Release Date: 5/4/2004
Contact Information: Laura Gentile, 415/947-4227 (firstname.lastname@example.org)
Findings delay plans to send ship overseas for recycling
SAN FRANCISCO -- The U.S. Environmental Protection Agency has recently confirmed that a decommissioned World War II ship docked in Vallejo cannot be shipped to China because it contains significant amounts of polychlorinated biphenyls.
The EPA's Toxic Substances Control Act prohibits the export of materials containing more than 50 parts per million of PCBs. The EPA analyzed samples from the ship and identified PCB concentrations greater than 125,000 parts per million.
The former USS Crescent City, currently docked at the former Mare Island Naval shipyard, was scheduled to be sent to China for recycling last month.
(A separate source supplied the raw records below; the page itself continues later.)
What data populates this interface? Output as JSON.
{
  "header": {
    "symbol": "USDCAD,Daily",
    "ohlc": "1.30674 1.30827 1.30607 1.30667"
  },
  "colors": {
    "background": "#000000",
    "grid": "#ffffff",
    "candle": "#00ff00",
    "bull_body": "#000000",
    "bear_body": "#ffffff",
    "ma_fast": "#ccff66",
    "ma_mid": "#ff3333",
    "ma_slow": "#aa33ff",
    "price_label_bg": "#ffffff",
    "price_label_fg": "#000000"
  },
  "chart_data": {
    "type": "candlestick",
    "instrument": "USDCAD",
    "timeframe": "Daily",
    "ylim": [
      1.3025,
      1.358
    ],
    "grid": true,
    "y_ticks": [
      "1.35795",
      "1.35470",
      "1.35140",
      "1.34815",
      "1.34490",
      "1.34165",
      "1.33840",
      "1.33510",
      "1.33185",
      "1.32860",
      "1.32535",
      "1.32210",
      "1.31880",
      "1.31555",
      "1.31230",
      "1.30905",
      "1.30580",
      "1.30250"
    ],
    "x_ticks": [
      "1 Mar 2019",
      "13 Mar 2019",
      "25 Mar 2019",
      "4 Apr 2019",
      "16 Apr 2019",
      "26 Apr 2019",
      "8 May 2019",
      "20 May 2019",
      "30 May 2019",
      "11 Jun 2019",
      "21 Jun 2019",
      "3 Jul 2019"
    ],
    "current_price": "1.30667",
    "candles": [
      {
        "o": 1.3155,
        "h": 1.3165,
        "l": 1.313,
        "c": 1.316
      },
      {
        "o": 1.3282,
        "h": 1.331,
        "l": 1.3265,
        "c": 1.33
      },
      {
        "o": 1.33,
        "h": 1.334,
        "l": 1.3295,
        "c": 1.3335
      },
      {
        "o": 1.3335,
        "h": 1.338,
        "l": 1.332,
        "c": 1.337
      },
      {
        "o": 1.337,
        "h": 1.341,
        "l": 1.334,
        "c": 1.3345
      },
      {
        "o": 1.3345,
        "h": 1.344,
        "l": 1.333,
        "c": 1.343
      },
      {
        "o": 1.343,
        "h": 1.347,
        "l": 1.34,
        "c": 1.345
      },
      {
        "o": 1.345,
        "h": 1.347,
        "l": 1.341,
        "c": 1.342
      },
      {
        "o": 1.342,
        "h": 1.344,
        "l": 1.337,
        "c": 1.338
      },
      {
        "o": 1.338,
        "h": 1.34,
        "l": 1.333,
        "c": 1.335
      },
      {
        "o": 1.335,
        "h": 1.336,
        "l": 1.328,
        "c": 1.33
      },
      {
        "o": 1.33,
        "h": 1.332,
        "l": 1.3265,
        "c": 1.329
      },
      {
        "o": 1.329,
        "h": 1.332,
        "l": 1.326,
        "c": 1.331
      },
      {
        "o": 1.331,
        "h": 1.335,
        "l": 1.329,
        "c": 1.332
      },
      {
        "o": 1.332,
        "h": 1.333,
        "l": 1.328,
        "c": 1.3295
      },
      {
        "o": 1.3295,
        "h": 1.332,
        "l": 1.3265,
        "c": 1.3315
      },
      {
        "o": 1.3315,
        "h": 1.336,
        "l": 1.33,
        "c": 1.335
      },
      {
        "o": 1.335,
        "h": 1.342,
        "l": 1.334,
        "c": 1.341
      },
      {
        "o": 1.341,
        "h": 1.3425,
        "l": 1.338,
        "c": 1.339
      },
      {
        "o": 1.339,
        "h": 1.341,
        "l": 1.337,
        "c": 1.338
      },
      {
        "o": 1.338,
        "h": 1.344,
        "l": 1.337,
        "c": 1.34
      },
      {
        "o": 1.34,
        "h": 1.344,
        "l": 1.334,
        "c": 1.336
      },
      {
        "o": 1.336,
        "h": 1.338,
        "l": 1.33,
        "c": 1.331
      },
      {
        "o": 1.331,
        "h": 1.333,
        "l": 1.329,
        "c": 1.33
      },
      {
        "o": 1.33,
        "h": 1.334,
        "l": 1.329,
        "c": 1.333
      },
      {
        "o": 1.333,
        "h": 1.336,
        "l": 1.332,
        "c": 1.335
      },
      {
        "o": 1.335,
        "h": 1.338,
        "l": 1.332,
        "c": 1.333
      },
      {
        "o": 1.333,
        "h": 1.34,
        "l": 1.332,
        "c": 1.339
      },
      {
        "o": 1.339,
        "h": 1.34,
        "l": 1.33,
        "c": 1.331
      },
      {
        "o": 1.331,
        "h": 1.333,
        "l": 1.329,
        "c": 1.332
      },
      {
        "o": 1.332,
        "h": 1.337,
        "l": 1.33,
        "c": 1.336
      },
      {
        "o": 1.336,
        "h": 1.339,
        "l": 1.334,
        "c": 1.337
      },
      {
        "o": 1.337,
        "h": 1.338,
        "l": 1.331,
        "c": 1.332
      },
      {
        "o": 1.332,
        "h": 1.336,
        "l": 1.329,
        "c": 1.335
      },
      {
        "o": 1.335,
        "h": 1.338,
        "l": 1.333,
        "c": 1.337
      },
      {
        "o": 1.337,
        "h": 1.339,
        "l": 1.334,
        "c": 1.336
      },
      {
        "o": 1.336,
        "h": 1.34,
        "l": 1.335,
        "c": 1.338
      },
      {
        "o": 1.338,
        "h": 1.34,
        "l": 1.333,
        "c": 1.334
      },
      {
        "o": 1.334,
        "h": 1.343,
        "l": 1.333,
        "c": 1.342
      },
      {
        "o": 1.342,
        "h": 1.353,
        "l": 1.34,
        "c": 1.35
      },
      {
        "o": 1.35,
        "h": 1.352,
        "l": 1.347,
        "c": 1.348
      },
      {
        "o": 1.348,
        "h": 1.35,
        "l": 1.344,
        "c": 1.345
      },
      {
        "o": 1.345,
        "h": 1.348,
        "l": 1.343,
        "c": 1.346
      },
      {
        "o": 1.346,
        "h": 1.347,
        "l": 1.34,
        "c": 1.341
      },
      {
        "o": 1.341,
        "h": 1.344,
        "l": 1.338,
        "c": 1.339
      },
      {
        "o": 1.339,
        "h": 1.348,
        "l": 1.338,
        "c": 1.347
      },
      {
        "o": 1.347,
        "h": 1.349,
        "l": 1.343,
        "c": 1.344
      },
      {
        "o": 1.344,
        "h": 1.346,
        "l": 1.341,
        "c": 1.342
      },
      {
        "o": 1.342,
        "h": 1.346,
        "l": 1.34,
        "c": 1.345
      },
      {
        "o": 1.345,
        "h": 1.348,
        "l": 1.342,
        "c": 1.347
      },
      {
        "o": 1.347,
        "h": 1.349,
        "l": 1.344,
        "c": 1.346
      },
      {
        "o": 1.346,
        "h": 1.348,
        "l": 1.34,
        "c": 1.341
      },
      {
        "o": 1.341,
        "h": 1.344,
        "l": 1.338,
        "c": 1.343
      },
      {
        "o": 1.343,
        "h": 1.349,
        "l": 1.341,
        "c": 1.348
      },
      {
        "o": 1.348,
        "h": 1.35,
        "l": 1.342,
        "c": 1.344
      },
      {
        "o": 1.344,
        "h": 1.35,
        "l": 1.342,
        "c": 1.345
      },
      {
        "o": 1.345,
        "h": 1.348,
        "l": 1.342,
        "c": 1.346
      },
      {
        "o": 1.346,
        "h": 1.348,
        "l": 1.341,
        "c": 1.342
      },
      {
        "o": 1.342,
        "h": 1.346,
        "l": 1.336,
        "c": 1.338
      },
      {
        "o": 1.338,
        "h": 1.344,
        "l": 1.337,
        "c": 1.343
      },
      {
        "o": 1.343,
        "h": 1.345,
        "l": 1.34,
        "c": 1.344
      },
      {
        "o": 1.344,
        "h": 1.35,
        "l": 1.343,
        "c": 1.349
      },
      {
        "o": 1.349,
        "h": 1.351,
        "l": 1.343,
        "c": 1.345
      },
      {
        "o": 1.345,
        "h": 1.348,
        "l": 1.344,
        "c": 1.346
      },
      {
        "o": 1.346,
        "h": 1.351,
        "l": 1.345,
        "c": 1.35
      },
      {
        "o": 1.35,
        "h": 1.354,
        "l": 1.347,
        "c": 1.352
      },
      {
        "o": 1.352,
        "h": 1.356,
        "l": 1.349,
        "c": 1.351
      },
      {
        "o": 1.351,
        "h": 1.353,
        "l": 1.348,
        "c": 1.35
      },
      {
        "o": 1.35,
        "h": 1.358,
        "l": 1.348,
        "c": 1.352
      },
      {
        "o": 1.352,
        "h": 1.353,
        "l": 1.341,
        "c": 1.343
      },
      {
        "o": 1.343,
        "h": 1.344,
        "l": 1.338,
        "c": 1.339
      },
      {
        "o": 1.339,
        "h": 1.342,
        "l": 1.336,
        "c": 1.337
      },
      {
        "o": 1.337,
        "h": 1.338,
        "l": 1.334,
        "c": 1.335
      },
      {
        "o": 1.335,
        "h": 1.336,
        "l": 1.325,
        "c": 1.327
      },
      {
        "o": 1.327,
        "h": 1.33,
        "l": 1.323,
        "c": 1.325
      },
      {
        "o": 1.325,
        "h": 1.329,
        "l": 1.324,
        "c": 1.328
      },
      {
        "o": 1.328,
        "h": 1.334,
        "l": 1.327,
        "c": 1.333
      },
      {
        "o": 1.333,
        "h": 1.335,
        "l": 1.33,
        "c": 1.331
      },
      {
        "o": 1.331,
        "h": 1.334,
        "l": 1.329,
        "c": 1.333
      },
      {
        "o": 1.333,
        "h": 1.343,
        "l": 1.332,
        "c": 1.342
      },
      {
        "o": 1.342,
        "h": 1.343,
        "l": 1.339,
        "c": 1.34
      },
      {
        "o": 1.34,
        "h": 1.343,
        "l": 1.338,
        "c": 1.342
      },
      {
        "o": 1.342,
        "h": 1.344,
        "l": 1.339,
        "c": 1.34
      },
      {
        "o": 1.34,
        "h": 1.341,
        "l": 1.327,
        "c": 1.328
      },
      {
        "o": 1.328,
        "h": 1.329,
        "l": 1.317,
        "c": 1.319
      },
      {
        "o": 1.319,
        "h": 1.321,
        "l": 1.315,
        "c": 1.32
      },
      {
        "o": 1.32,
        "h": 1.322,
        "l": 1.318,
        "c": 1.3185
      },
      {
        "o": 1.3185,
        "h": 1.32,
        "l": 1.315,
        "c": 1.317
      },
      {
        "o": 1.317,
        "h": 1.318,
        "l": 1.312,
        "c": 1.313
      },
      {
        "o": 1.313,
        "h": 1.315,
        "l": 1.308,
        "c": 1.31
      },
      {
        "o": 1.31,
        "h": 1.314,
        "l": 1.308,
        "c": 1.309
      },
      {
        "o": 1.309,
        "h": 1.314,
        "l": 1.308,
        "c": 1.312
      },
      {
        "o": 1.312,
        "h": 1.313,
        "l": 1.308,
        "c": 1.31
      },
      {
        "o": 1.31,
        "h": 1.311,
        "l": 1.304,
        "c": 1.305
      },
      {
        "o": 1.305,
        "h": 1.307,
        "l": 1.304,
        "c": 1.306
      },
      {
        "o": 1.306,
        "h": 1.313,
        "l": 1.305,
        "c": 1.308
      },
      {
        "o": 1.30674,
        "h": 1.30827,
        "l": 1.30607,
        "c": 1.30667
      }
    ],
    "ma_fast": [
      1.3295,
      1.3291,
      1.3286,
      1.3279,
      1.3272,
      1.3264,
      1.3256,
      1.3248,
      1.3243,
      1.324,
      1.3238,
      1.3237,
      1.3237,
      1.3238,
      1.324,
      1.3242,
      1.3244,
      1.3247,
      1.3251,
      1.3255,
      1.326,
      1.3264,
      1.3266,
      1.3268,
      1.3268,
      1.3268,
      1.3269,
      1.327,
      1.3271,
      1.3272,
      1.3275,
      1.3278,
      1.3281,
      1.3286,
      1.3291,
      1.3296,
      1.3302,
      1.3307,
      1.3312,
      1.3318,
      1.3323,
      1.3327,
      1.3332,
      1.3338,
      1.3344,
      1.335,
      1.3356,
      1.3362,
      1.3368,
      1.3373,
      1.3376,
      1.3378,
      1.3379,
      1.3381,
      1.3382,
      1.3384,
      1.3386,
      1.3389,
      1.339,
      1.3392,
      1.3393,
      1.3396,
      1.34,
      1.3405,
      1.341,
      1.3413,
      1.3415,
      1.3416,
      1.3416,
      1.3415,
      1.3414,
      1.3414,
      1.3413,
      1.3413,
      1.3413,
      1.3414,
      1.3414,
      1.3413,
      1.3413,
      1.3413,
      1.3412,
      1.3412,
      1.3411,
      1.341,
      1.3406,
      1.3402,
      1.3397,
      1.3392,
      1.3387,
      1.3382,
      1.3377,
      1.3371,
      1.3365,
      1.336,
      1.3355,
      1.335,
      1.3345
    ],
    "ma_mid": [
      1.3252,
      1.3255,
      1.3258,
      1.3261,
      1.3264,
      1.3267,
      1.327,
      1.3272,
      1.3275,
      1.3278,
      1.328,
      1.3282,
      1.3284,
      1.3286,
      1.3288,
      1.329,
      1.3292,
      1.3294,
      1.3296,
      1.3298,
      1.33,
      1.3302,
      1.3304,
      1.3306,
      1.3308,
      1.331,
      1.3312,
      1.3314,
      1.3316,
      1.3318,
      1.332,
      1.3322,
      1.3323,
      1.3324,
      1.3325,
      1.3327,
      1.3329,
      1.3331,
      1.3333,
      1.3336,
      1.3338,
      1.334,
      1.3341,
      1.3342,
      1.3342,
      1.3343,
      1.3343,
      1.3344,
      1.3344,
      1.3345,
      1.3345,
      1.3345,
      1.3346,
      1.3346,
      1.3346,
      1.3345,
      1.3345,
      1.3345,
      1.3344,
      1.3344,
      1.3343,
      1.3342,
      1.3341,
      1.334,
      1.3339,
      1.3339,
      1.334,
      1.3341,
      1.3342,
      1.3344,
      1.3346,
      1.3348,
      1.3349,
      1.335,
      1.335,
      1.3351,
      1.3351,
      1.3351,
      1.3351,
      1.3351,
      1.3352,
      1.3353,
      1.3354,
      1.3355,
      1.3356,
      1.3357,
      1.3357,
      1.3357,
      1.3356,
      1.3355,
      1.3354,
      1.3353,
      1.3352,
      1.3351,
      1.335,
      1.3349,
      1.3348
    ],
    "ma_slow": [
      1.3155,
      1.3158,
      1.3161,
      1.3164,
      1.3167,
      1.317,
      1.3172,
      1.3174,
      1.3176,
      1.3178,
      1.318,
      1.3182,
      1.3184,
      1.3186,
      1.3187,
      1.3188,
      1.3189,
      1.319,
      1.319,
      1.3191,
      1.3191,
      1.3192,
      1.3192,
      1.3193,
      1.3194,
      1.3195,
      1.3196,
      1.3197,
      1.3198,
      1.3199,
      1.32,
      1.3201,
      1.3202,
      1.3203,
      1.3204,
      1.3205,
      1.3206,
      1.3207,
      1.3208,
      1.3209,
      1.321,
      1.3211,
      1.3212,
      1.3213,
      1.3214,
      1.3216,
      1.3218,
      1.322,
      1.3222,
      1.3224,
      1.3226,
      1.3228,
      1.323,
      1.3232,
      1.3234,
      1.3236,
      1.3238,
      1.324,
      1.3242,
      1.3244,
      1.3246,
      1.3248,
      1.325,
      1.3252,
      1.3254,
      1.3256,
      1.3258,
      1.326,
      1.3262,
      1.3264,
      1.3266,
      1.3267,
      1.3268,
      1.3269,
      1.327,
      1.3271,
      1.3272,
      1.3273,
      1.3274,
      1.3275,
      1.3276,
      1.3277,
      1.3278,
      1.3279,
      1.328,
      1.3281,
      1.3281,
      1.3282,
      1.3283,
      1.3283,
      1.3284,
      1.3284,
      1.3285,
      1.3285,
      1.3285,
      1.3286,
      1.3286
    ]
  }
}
This week the EPA told the ship owners, Sanship, Inc. that they will need to properly remove and dispose of the toxic materials before the ship can be transported overseas.
"The EPA prohibits older ships from being sent overseas in situations where high levels of PCBs can end up endangering the health and safety of workers in other countries," said Enrique Manzanilla, director of the cross media division for the EPA's Pacific Southwest region. "We shouldn't transfer our hazardous materials to other countries that may not be as well-equipped or trained to deal with these materials."
During the two-day inspection, the EPA collected and analyzed more than 20 samples from a wide range of materials on the ship, including oil, paint, gaskets and electrical cables.
The EPA and the ship's owner are currently discussing options to ensure proper disposal of PCBs on the ship.
The ship -- which is 490 feet long and weighs 8,500 tons -- was used during World War II to transport troops and supplies. Between 1971 and 1995 the ship was used for training exercises at the California Maritime Academy.
More than 1.5 billion pounds of PCBs were manufactured in the United States before the EPA banned the chemicals in 1978. Prior to 1978, PCBs were commonly used in insulation oil, paints, industrial equipment, plastics and rubber products. The EPA banned the chemicals after tests showed that PCBs cause cancer in animals and adversely affect the nervous, immune and endocrine systems.